GrammaTech’s technology will detect these classes of vulnerabilities in Java bytecode, without requiring access to program source code. Building on its leading static analysis technologies, GrammaTech will also collaborate with leading research universities.
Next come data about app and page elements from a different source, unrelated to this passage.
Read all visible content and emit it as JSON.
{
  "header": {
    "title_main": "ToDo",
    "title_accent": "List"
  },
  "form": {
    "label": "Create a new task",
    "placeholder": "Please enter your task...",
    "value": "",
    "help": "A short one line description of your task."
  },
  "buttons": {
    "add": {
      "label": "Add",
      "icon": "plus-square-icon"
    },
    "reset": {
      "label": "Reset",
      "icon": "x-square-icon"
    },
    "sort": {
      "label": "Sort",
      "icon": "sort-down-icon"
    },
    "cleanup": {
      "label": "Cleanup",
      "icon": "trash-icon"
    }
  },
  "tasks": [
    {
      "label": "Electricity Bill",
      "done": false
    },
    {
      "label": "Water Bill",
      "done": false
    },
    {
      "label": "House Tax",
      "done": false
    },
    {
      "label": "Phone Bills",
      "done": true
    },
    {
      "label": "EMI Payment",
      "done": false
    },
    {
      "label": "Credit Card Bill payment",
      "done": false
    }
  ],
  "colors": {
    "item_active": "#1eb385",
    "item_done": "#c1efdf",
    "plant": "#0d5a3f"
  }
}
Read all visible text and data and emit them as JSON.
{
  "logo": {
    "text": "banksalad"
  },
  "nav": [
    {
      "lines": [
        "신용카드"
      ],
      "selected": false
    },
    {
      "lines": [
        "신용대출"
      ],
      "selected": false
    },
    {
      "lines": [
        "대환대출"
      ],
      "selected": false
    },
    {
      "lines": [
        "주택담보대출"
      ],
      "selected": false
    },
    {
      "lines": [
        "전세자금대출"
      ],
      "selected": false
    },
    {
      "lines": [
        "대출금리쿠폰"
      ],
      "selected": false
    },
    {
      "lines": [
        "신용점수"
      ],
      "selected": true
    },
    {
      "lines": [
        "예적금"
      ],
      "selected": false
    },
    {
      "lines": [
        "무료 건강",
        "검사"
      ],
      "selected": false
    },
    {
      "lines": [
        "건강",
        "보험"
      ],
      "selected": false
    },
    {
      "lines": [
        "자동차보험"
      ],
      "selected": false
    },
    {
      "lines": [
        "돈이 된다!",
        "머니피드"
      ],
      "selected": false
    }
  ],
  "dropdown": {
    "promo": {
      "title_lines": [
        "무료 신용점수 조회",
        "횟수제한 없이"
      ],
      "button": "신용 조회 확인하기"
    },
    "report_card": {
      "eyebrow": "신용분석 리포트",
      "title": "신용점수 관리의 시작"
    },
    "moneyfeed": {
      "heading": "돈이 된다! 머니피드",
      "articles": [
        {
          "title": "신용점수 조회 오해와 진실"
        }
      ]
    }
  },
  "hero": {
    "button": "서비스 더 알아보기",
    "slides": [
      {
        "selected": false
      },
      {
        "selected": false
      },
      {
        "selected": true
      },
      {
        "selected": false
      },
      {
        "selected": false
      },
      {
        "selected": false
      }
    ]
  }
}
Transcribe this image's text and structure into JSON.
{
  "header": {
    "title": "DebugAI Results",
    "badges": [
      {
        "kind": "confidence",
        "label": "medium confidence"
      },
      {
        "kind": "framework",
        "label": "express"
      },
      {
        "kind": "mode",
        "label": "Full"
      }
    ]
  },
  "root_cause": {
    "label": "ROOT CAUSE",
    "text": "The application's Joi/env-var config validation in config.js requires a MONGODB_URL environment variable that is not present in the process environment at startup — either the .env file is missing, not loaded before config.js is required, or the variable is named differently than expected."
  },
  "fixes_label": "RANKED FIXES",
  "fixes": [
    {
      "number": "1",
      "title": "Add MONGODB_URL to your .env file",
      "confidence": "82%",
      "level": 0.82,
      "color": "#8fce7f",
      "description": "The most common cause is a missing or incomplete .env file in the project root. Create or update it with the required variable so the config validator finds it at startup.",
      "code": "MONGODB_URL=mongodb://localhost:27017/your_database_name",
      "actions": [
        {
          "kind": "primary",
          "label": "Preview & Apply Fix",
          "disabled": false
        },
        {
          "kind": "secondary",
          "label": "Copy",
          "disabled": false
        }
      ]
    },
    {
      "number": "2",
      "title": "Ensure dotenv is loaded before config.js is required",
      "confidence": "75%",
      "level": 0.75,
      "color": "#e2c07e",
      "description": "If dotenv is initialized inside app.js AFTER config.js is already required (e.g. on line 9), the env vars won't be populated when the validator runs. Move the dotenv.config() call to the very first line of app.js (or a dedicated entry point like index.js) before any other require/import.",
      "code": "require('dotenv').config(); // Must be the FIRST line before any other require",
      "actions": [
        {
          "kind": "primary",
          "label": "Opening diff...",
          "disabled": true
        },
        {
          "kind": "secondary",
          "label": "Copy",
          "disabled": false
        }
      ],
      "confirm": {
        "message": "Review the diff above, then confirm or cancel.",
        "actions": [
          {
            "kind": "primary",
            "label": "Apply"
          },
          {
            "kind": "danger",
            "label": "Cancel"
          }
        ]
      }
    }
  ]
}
Researchers at Yale University will contribute recent breakthroughs in amortized resource-bound analysis, and researchers at the University of Wisconsin-Madison will contribute seminal work in shape analysis, which will enable the combined technology to capture the dependence of resource use on linked data structures.

“DoS attacks on critical national infrastructure are particularly troublesome, for example, the recent attacks (attributed to Iran) on Wells Fargo, Bank of America, Chase, and other banks,” said Tim Teitelbaum, GrammaTech’s CEO. “This project, along with other contracts GrammaTech is currently working on with DARPA, is intended to solve a major cybersecurity threat to our nation.”

In addition to the STAC program, GrammaTech is working on several large cybersecurity initiatives with DARPA, including the Vetting Commodity IT Software and Firmware (VET) program, Mining and Understanding Software Enclaves (MUSE) program, and Cyber Grand Challenge (CGC). In all of these research initiatives, GrammaTech is able to leverage many innovative technologies previously developed by GrammaTech’s research team, as well as the source-code and machine-code analyses in its commercial products, CodeSurfer and CodeSonar, to push the boundaries of scalability, precision, and automation, ultimately advancing the science of software analysis.

About GrammaTech:
GrammaTech tools are used by software developers worldwide, spanning a myriad of software industries including avionics, government, medical, military, industrial control, and other applications where reliability and security are paramount. Born from research carried out at Cornell University, GrammaTech is now a leading research center for software security and a commercial vendor of software-assurance tools and advanced cybersecurity solutions. With both static and dynamic analysis tools that analyze source code as well as machine code, GrammaTech continues to advance the science of software analysis, providing technology for developers to produce safer and more secure software.